• TASK DETAILS
From the entries, copy out every line in which the word "will" is found.

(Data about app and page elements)
-----
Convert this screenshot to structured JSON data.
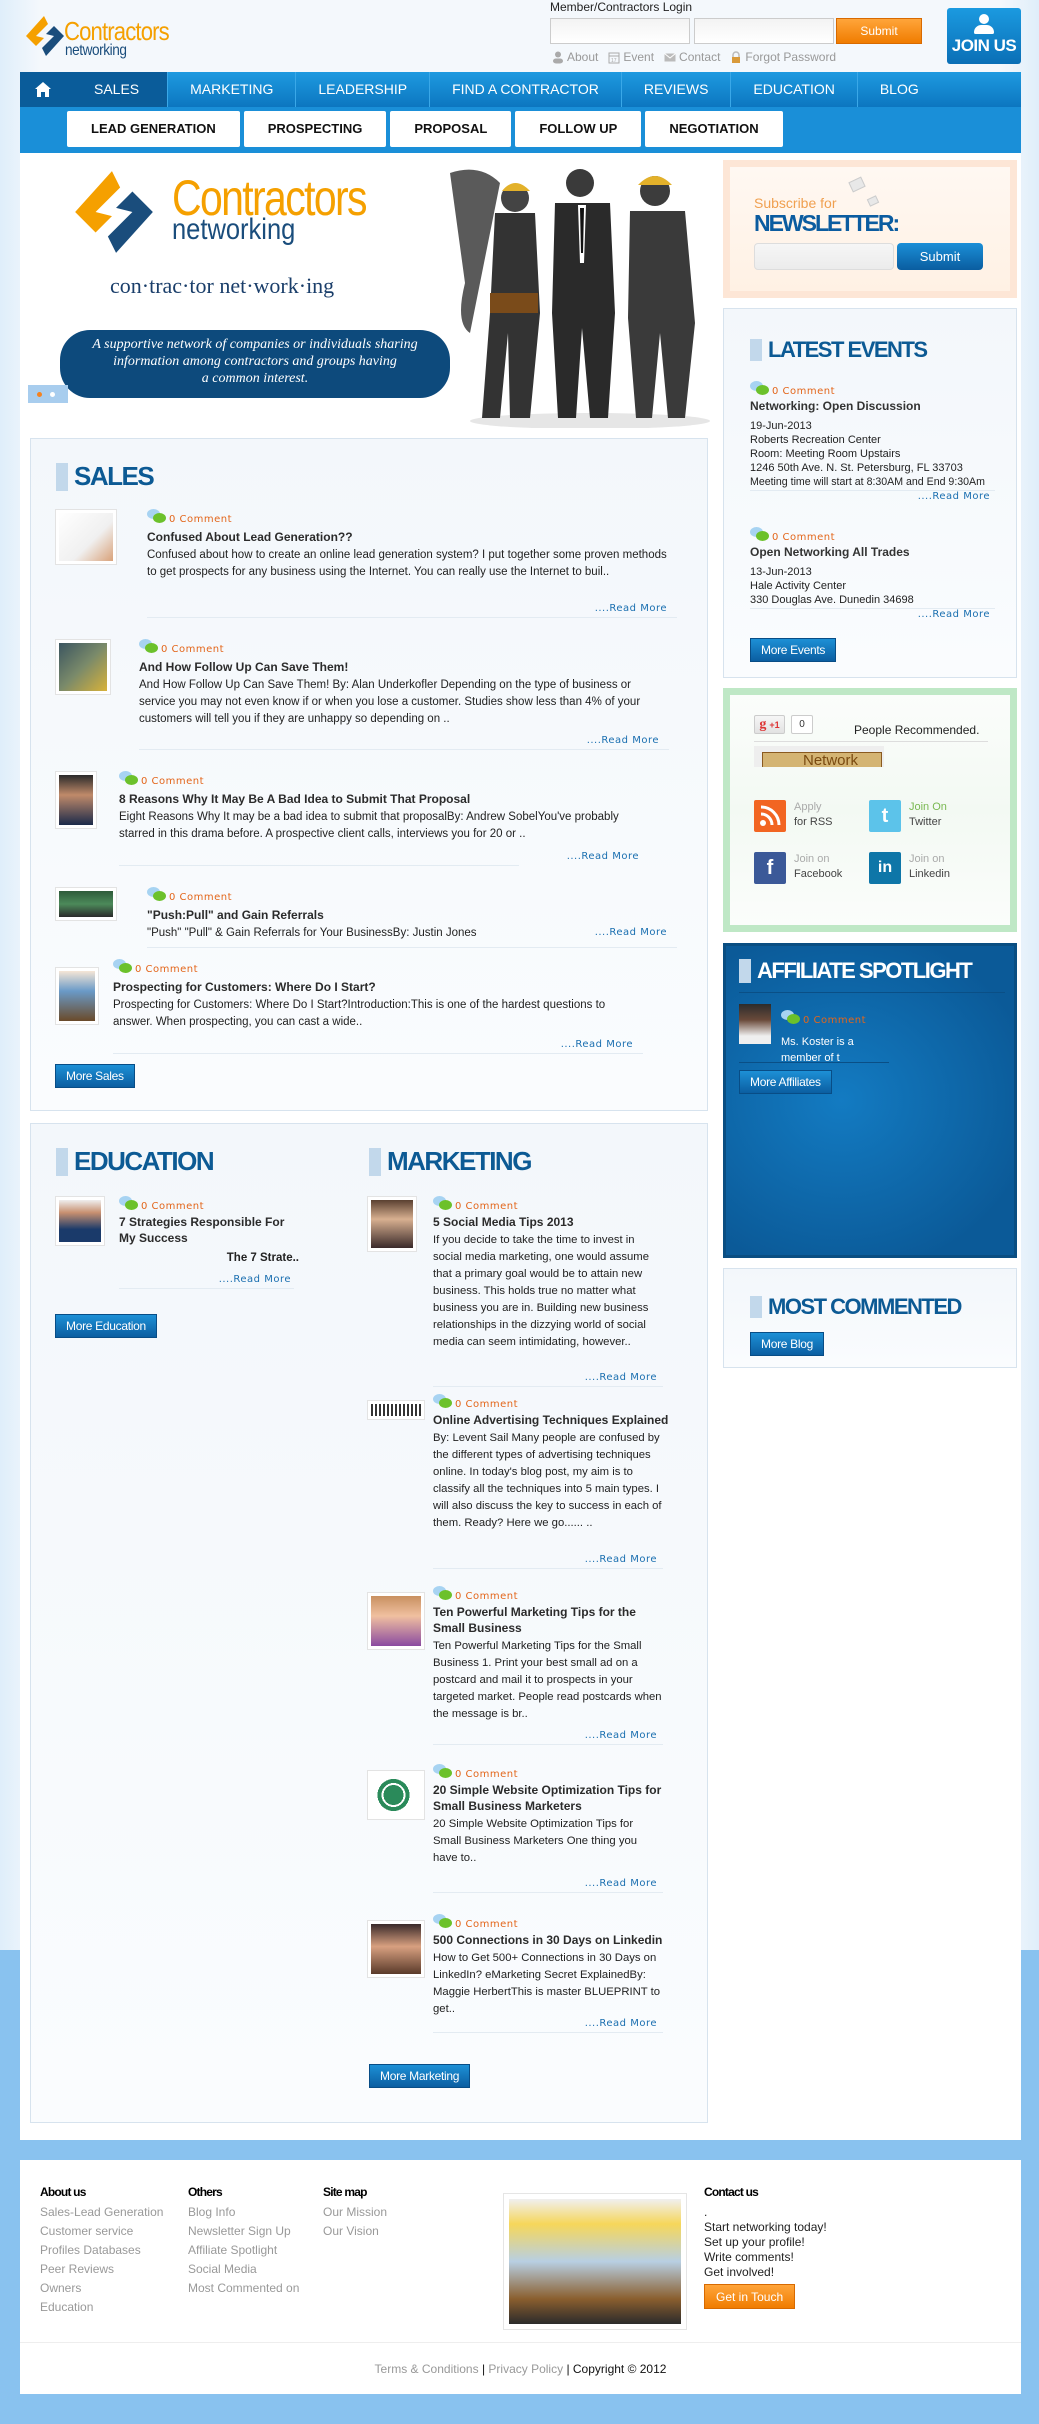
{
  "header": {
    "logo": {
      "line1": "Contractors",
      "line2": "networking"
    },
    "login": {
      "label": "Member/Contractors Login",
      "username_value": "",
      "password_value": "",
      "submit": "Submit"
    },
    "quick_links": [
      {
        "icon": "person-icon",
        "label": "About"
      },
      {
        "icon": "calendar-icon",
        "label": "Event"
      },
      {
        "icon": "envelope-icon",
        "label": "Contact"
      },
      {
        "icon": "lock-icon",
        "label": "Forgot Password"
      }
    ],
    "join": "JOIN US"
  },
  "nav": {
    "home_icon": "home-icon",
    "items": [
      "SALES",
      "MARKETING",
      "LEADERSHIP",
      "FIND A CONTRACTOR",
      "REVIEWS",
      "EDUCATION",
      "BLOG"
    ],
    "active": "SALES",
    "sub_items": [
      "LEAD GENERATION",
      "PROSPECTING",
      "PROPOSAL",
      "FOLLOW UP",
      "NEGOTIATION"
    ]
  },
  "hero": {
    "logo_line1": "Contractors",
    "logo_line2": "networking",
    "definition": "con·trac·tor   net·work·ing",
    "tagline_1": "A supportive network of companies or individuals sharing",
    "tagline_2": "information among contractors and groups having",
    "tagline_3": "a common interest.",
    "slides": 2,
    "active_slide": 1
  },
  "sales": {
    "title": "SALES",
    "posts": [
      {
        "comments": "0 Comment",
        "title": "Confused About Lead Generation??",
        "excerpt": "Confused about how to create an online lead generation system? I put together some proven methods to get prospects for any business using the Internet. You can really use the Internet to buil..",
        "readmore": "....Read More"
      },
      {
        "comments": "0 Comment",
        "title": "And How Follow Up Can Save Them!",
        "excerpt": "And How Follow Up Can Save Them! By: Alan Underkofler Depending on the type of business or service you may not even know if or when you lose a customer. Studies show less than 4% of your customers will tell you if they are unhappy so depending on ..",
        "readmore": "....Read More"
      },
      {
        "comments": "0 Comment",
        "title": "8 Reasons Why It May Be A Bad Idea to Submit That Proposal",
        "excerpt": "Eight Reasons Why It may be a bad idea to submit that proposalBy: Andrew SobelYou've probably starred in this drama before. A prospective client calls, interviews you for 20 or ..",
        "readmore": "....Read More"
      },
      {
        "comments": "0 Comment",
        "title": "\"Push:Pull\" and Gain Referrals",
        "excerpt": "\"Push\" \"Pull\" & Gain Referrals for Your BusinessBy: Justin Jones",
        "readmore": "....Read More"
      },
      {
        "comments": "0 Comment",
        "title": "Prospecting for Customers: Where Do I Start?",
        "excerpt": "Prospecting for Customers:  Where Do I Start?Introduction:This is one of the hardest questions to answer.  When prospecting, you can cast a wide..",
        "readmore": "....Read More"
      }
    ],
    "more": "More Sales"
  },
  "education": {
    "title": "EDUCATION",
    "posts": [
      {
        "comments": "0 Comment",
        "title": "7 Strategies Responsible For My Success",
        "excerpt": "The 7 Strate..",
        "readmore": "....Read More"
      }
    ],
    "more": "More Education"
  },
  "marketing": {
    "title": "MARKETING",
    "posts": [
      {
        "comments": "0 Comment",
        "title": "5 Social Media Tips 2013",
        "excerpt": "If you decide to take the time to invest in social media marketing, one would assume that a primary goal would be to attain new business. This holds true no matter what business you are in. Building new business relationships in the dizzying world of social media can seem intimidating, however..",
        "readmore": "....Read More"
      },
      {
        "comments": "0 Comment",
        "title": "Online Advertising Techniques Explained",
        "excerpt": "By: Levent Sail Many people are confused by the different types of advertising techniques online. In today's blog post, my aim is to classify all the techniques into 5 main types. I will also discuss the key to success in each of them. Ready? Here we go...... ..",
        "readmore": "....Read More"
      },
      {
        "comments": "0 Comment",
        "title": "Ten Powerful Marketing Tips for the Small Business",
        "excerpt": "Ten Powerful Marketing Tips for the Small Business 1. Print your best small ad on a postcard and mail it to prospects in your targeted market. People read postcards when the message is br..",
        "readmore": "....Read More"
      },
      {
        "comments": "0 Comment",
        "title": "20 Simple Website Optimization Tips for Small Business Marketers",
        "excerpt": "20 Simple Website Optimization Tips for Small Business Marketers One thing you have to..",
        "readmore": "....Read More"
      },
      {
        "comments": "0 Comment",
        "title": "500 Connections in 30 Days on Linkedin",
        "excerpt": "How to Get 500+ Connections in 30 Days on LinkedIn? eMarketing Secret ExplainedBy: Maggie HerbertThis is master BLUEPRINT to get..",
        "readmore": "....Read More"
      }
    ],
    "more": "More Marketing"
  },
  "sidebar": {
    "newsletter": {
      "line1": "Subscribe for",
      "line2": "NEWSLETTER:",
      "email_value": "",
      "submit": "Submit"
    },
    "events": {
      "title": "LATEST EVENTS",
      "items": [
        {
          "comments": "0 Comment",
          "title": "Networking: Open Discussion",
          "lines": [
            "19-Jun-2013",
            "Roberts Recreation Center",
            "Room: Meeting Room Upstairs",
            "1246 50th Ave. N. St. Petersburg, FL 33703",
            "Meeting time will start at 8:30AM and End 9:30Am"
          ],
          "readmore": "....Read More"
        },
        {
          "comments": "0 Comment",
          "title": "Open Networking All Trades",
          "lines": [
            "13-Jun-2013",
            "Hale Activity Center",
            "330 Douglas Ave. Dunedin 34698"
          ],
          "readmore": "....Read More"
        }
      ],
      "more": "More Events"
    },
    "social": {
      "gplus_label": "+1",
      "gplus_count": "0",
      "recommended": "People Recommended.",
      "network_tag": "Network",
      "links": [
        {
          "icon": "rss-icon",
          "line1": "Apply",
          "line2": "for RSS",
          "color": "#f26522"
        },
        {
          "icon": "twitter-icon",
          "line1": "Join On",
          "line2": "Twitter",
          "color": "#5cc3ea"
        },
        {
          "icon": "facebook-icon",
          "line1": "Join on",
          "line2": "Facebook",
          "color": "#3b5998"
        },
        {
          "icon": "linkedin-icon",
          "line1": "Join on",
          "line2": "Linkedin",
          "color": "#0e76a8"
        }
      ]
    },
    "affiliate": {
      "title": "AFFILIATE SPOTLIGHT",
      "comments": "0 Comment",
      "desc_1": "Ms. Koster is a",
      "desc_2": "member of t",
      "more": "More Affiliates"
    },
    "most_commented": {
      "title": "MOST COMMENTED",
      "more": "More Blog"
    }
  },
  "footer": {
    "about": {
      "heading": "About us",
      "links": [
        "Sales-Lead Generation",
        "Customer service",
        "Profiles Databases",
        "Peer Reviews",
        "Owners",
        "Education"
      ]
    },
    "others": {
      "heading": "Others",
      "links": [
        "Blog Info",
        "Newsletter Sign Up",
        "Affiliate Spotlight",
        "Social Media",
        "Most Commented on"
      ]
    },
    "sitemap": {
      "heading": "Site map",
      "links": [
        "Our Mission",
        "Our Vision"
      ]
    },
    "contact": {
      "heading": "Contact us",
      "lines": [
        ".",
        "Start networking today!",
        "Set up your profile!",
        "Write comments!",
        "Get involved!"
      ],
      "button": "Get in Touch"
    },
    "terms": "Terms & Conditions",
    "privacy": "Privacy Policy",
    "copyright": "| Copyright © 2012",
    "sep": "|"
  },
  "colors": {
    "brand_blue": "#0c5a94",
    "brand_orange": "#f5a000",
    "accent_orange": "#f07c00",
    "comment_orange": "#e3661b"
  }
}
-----
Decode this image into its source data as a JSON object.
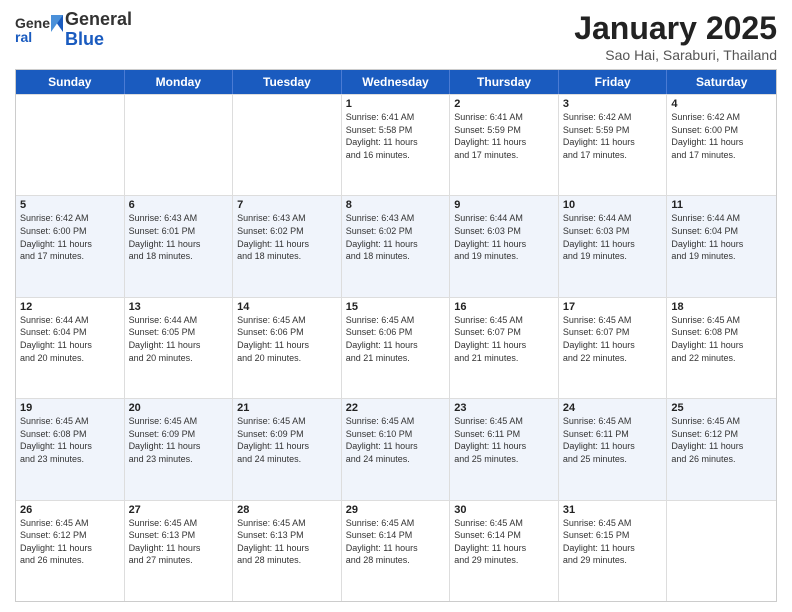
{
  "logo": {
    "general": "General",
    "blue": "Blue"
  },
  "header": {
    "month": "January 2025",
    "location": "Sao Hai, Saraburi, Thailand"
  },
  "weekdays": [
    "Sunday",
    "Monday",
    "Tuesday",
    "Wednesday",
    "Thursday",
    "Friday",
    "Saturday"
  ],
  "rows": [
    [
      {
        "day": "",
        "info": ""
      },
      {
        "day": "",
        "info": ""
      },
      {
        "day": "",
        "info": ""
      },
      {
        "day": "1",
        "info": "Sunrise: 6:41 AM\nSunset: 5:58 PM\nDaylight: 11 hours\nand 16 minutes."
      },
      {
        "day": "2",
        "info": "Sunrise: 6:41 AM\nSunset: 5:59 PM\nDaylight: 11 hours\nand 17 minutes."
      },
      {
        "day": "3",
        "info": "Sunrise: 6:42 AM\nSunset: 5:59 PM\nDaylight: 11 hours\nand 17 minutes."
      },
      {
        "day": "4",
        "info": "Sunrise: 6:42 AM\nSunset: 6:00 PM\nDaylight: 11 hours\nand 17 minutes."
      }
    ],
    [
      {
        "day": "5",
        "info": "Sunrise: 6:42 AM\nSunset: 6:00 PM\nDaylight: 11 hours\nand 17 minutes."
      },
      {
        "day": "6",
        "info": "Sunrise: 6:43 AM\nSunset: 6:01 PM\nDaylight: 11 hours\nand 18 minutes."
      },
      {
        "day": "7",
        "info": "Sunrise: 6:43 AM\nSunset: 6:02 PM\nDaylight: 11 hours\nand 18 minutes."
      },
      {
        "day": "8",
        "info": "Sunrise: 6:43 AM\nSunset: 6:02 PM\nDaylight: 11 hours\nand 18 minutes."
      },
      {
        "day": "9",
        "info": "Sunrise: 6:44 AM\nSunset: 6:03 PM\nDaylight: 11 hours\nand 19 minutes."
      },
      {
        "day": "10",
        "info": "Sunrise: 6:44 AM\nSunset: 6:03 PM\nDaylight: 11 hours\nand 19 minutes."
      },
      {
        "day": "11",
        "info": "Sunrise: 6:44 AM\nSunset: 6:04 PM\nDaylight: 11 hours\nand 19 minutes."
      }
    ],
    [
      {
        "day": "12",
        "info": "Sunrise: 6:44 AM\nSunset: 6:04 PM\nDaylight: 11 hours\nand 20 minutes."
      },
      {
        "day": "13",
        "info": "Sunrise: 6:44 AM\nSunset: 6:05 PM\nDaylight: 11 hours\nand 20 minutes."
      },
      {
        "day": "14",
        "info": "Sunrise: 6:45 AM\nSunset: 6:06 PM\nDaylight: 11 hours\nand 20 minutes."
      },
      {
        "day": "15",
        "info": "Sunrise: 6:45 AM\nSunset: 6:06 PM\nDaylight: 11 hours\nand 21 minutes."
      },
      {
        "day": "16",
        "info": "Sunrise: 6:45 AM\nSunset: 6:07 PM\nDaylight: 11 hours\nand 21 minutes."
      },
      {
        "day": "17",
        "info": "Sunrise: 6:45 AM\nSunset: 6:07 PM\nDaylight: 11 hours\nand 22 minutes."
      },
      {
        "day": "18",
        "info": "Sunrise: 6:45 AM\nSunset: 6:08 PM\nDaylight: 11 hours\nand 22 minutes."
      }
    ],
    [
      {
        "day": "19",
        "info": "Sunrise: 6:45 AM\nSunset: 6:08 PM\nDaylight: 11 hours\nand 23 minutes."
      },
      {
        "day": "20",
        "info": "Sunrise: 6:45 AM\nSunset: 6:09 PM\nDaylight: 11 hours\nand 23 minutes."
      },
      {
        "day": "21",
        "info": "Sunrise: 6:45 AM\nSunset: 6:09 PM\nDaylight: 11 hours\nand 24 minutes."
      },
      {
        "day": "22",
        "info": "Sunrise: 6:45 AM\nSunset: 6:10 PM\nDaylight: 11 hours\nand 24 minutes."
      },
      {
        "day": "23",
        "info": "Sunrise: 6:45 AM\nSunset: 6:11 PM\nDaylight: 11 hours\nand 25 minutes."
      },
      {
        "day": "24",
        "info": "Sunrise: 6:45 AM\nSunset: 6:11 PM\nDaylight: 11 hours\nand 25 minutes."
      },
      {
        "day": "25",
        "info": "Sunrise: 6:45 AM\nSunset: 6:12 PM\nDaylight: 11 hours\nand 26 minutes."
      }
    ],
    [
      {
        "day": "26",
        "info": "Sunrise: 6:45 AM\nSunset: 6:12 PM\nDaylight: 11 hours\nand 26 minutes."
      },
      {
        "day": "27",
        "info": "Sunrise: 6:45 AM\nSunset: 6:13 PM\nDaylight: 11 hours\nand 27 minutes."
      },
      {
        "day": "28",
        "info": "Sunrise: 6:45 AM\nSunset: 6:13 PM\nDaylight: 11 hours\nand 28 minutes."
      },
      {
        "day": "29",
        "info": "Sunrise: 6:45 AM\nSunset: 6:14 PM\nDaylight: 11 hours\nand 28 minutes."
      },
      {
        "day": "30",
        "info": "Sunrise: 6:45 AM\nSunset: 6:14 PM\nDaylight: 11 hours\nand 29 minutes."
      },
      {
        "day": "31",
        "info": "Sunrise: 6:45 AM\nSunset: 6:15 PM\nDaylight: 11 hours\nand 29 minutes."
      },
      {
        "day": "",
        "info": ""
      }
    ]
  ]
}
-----
• EXPECTED ANSWER
        "excerpt": "And How Follow Up Can Save Them! By: Alan Underkofler Depending on the type of business or service you may not even know if or when you lose a customer. Studies show less than 4% of your customers will tell you if they are unhappy so depending on ..",
        "excerpt": "By: Levent Sail Many people are confused by the different types of advertising techniques online. In today's blog post, my aim is to classify all the techniques into 5 main types. I will also discuss the key to success in each of them. Ready? Here we go...... ..",
            "Meeting time will start at 8:30AM and End 9:30Am"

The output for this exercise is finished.